_TASK BRIEF_
Would you go through the records below and copy each line with the string "children"?
*** Opening of MATERIAL SUPPLIED ***
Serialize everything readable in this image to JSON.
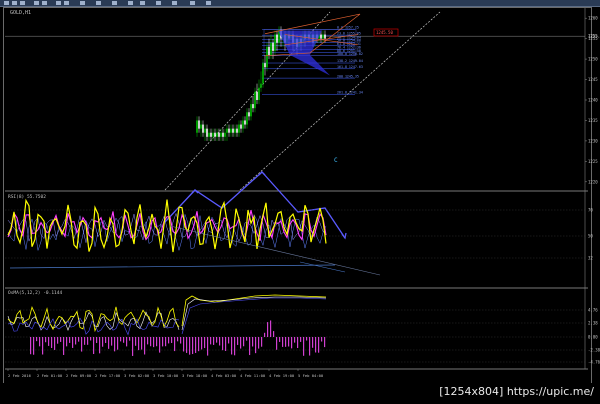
{
  "window": {
    "title": "GOLD,H1"
  },
  "main": {
    "price_tag": "1245.50",
    "current_price": "1255.60",
    "price_ticks": [
      "1260",
      "1255",
      "1250",
      "1245",
      "1240",
      "1235",
      "1230",
      "1225",
      "1220"
    ],
    "fib_levels": [
      {
        "label": "0.0  1257.25",
        "level": 1257.25
      },
      {
        "label": "23.6  1255.85",
        "level": 1255.85
      },
      {
        "label": "38.2  1254.84",
        "level": 1254.84
      },
      {
        "label": "50.0  1254.08",
        "level": 1254.08
      },
      {
        "label": "61.8  1253.31",
        "level": 1253.31
      },
      {
        "label": "76.4  1252.36",
        "level": 1252.36
      },
      {
        "label": "88.6  1251.58",
        "level": 1251.58
      },
      {
        "label": "100.0  1250.82",
        "level": 1250.82
      },
      {
        "label": "138.2  1249.04",
        "level": 1249.04
      },
      {
        "label": "161.8  1247.63",
        "level": 1247.63
      },
      {
        "label": "200  1245.35",
        "level": 1245.35
      },
      {
        "label": "261.8  1241.34",
        "level": 1241.34
      }
    ],
    "wave_label": "C"
  },
  "rsi": {
    "title": "RSI(8) 55.7502",
    "ticks": [
      "70",
      "50",
      "32"
    ]
  },
  "osma": {
    "title": "OsMA(5,12,2) -0.1144",
    "ticks": [
      "4.76",
      "2.38",
      "0.00",
      "-2.38",
      "-4.76"
    ]
  },
  "time_axis": {
    "labels": [
      "2 Feb 2016",
      "2 Feb 01:00",
      "2 Feb 09:00",
      "2 Feb 17:00",
      "3 Feb 02:00",
      "3 Feb 10:00",
      "3 Feb 18:00",
      "4 Feb 03:00",
      "4 Feb 11:00",
      "4 Feb 19:00",
      "5 Feb 04:00"
    ]
  },
  "footer": {
    "stamp": "[1254x804] https://upic.me/"
  },
  "colors": {
    "background": "#000000",
    "bull_candle": "#00c000",
    "bear_candle": "#ffffff",
    "fib": "#4060ff",
    "channel": "#c8c8c8",
    "triangle": "#e06030",
    "projection": "#3030ff",
    "rsi_fast": "#ffff00",
    "rsi_slow": "#ff40ff",
    "osma_hist": "#d040d0",
    "price_tag": "#cc0000"
  }
}
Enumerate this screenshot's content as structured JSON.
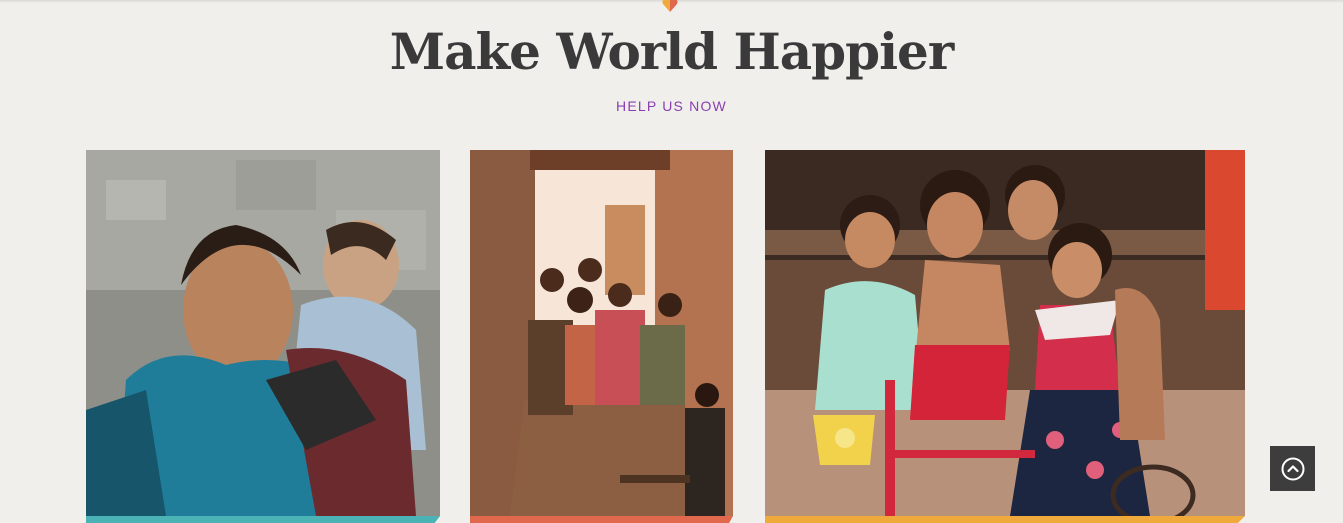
{
  "section": {
    "title": "Make World Happier",
    "subtitle": "HELP US NOW"
  },
  "icons": {
    "heart": "heart-icon",
    "scroll_top": "chevron-up-circle-icon"
  },
  "cards": [
    {
      "name": "mother-with-baby",
      "accent": "#4bb3b5"
    },
    {
      "name": "children-in-window",
      "accent": "#e0684d"
    },
    {
      "name": "children-on-bicycle",
      "accent": "#f0a93b"
    }
  ],
  "colors": {
    "background": "#f0efec",
    "title": "#3a3a3a",
    "subtitle": "#8a3fb0",
    "scroll_button": "#3d3d3d"
  }
}
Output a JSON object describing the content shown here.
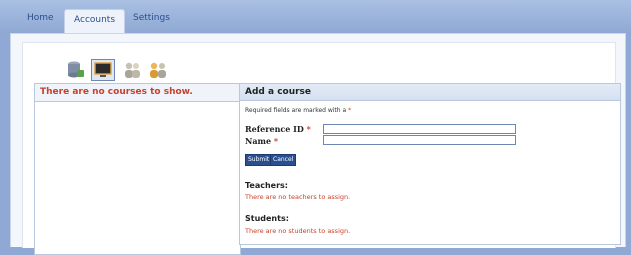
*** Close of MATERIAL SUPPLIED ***
_SOLUTION FOR THIS EXERCISE_
      "name": "children-in-window",
      "name": "children-on-bicycle",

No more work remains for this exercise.